"I got on the radar for rescues, and that was a huge blessing because when that happened, then I started getting calls and I got my baby camel," she said. "I got a couple of kangaroos that way. ... With exotic breeders, if the animal isn’t perfect, that’s the first one they get rid of. And some of them have special needs — and they’re amazing."
No more room at the inn
Abrams is a little worried that once the show airs, people may see her small zoo as a dumping ground for unwanted animals. But really, she's already accustomed to saying "no" because the family's 10-acre property can only accommodate so much.
"I am at the point where my property is small and we’re full and we’re not going to overfill," she said. "These animals will live with me the rest of their lives, so I can’t constantly take things and the animals not be cared for.
"You get a reputation," she continued. "We had a lot of dogs that got left. And we always got a lot of calls about pigs. But I just started being in my mind like my grandma told me when I was a little girl: 'You didn’t create this problem, you don’t have to fix it. Quit feeling like you’ve got to save everybody.'"
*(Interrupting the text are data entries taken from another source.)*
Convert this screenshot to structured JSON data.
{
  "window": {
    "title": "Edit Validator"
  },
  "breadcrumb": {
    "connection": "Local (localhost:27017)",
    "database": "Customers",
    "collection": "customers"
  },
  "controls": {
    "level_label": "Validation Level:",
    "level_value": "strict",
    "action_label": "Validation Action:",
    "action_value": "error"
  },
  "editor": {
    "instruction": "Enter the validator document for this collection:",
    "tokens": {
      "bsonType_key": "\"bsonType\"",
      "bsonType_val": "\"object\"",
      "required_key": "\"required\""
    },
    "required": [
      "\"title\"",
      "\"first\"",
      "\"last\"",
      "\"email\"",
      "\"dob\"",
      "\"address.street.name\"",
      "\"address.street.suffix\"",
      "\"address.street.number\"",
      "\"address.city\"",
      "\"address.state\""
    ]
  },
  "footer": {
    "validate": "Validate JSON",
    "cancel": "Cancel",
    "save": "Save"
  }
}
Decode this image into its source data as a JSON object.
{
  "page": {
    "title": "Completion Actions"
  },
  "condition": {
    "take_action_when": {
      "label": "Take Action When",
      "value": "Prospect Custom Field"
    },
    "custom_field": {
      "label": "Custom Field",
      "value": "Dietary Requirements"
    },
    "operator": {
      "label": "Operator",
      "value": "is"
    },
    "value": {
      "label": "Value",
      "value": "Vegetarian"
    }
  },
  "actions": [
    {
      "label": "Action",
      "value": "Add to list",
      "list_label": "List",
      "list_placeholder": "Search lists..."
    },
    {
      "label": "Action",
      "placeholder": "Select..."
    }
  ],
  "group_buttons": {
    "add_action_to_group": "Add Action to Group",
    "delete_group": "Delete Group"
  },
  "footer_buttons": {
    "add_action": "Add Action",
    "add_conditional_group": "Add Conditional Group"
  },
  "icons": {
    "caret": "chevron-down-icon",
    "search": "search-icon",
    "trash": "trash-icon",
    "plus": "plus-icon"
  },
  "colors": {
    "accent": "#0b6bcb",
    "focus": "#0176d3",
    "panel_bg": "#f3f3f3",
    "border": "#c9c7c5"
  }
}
Want to touch a kangaroo?
If the idea of petting a lemur or touching a kangaroo is more than you can resist, Abrams' zoo is there for you. The appeal of It's a Zoo Life, which is open by appointment only, is that you don't just see zebras and kangaroos and lemurs from a distance, you can actually interact with them.
"I want (visitors) to know we’re small, but we have amazing animals and they’re exotic and they’re super socialized, so you can have encounters and touch them and get pictures with them," Abrams said.
And Abrams will make sure that whoever gives the tour will be sure to tell you exactly how to pet Joey, the "ornery" zebra: from the mohawk down and not around his mouth "because he's fast and he's nippy."
Watch "Our Wild Life" and visit It's a Zoo Life
▪ "Our Wild Life" premieres at 10 p.m. Tuesday, May 22, on TLC.
▪ It's a Zoo Life is at 4313 NC Hwy 42, Macclesfield, N.C. Visit itsazoolife.com for details on ticket prices and appointments.